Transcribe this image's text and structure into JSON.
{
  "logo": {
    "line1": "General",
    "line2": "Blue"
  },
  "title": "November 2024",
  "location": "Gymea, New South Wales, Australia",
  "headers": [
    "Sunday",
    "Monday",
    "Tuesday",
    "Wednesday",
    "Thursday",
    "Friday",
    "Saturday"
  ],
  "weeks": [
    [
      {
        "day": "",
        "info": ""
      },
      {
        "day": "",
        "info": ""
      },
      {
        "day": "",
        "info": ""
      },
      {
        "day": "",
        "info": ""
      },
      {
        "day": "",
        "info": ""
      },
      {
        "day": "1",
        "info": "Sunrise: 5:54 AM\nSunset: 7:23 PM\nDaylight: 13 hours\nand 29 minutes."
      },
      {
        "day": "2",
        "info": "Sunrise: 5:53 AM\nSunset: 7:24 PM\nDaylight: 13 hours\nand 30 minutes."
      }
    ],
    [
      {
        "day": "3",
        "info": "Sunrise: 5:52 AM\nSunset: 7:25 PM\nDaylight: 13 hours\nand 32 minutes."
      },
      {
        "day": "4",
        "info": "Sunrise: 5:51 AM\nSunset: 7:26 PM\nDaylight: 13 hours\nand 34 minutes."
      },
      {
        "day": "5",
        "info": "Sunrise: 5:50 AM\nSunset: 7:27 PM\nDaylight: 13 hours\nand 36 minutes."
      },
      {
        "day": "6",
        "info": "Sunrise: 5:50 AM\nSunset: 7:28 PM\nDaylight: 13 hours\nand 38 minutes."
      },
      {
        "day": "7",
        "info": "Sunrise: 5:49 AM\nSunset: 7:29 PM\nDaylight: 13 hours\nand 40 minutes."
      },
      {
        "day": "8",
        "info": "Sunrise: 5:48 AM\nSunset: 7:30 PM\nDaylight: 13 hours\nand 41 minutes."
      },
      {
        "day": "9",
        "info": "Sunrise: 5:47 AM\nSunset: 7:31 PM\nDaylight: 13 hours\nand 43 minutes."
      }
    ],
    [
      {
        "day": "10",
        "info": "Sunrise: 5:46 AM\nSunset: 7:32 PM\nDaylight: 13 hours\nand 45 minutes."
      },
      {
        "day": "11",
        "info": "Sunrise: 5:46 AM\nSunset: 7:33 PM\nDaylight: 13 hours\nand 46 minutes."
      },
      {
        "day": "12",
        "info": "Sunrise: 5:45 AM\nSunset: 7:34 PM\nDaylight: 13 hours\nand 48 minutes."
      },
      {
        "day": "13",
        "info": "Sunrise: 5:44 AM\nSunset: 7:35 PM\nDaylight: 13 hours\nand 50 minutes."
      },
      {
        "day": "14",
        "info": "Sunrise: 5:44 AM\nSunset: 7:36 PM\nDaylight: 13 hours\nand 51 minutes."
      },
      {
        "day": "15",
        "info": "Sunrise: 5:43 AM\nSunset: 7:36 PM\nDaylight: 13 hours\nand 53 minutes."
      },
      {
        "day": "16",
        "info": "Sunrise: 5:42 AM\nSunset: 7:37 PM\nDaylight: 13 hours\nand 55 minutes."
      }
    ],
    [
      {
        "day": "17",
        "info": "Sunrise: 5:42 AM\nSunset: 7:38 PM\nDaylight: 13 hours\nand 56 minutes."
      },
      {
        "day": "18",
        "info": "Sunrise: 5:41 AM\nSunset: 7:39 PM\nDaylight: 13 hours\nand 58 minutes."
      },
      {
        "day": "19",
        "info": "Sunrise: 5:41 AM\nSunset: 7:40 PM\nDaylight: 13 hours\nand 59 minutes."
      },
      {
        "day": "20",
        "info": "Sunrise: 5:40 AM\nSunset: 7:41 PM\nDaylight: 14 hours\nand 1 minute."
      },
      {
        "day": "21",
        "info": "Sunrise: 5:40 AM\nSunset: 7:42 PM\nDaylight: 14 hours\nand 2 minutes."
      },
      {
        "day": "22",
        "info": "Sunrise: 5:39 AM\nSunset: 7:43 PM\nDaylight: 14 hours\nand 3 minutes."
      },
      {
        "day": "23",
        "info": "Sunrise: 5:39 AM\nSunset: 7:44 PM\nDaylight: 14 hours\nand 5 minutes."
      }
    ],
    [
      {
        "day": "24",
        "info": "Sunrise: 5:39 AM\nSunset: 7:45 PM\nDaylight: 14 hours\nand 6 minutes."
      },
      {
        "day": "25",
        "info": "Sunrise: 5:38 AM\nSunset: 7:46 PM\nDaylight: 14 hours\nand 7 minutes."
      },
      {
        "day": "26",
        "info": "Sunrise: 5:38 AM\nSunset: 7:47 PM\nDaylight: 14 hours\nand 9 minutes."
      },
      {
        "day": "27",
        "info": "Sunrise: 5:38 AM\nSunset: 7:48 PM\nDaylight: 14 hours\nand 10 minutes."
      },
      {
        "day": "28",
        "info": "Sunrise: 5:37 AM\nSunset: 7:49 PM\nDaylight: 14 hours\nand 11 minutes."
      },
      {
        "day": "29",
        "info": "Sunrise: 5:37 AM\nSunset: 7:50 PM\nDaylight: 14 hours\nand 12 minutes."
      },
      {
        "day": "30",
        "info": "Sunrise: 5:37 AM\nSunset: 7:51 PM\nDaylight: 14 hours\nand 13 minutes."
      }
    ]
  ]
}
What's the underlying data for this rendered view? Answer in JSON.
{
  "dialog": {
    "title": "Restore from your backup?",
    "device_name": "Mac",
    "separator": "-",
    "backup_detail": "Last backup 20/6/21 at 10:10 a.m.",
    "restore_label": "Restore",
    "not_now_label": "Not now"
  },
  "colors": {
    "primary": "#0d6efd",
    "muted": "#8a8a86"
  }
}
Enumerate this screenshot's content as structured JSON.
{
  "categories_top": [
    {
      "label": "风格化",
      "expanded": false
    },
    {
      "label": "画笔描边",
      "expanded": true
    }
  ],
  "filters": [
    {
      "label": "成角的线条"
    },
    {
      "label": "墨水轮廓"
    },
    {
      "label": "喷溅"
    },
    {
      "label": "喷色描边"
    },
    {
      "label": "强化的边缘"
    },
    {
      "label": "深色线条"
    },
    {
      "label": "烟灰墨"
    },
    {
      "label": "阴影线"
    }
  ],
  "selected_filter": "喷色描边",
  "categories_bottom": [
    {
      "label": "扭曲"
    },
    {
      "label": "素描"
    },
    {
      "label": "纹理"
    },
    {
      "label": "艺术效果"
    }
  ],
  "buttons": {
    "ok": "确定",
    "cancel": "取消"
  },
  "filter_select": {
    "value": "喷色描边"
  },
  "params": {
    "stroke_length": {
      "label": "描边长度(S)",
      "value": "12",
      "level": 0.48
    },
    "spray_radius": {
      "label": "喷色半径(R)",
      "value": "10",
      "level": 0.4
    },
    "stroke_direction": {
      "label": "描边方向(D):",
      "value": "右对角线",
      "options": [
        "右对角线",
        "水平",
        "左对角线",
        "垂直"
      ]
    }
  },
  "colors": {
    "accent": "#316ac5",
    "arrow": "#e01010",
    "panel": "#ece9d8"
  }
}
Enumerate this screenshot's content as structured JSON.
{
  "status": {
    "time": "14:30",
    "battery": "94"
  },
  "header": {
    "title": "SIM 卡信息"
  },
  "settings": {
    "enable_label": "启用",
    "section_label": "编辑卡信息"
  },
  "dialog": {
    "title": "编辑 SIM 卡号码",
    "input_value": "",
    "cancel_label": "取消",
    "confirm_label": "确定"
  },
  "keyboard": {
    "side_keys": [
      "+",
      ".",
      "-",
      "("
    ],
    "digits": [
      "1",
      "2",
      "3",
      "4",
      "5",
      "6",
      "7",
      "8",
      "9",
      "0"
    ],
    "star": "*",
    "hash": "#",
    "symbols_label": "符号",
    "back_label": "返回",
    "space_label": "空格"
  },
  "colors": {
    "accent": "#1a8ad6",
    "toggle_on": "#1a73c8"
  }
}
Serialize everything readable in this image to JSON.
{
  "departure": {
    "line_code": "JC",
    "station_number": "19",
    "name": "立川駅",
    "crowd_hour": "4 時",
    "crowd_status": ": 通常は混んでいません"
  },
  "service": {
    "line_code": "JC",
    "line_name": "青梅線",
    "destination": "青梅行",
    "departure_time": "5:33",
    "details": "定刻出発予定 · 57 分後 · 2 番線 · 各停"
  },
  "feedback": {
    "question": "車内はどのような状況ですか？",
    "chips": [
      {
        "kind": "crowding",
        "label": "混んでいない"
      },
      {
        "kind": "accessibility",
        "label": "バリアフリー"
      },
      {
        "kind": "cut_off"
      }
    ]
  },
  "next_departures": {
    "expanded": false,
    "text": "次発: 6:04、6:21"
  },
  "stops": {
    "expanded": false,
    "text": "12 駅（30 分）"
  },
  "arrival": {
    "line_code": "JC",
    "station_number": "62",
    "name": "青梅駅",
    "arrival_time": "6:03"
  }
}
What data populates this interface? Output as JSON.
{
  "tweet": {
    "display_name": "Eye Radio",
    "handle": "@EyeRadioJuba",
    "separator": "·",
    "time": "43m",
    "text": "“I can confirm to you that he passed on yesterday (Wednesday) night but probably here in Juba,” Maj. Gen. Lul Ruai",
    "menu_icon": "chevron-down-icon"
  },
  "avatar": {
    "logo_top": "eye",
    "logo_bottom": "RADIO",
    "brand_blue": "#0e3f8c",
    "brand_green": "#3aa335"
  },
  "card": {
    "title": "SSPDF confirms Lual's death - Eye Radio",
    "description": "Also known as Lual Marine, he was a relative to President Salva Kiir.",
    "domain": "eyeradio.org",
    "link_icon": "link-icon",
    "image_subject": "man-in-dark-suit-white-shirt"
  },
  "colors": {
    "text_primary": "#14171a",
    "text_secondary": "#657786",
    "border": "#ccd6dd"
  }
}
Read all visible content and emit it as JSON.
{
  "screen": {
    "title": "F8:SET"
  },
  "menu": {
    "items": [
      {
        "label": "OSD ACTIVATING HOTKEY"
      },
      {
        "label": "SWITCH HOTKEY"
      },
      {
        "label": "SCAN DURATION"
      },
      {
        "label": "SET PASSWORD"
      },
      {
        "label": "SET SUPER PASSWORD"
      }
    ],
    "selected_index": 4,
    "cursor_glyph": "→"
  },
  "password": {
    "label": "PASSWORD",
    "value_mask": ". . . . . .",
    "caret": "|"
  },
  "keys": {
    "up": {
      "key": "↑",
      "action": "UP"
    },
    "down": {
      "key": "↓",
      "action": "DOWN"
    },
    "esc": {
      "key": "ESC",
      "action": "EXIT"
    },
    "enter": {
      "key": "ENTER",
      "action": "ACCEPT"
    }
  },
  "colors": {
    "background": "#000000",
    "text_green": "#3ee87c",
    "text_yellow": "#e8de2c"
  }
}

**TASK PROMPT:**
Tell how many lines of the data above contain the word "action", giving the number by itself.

**REPLY TO THE TASK:**
4